● The problem
Where "Cliente" appears in a line of the entries below, that line should be copied.

● Materials provided
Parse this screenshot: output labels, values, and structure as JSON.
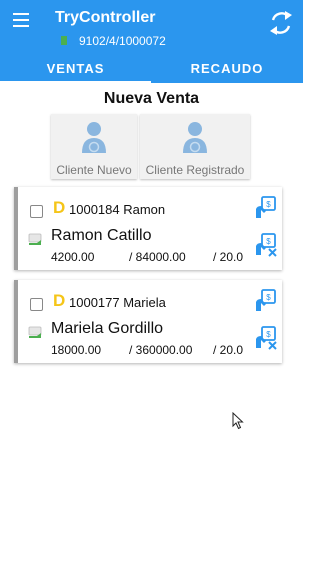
{
  "app": {
    "title": "TryController",
    "device_code": "9102/4/1000072",
    "status_color": "#4caf50",
    "header_color": "#2b96ee"
  },
  "tabs": [
    {
      "label": "VENTAS",
      "active": true
    },
    {
      "label": "RECAUDO",
      "active": false
    }
  ],
  "page": {
    "title": "Nueva Venta"
  },
  "client_buttons": {
    "new_label": "Cliente Nuevo",
    "registered_label": "Cliente Registrado"
  },
  "sales": [
    {
      "badge": "D",
      "code_name": "1000184 Ramon",
      "full_name": "Ramon Catillo",
      "amount": "4200.00",
      "total": "/ 84000.00",
      "rate": "/ 20.0"
    },
    {
      "badge": "D",
      "code_name": "1000177 Mariela",
      "full_name": "Mariela Gordillo",
      "amount": "18000.00",
      "total": "/ 360000.00",
      "rate": "/ 20.0"
    }
  ],
  "icons": {
    "menu": "hamburger-menu-icon",
    "sync": "sync-icon",
    "client": "person-icon",
    "pay": "cash-payment-icon",
    "cancel": "cash-cancel-icon",
    "status": "status-indicator-icon"
  }
}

● Solution for this task
    "new_label": "Cliente Nuevo",
    "registered_label": "Cliente Registrado"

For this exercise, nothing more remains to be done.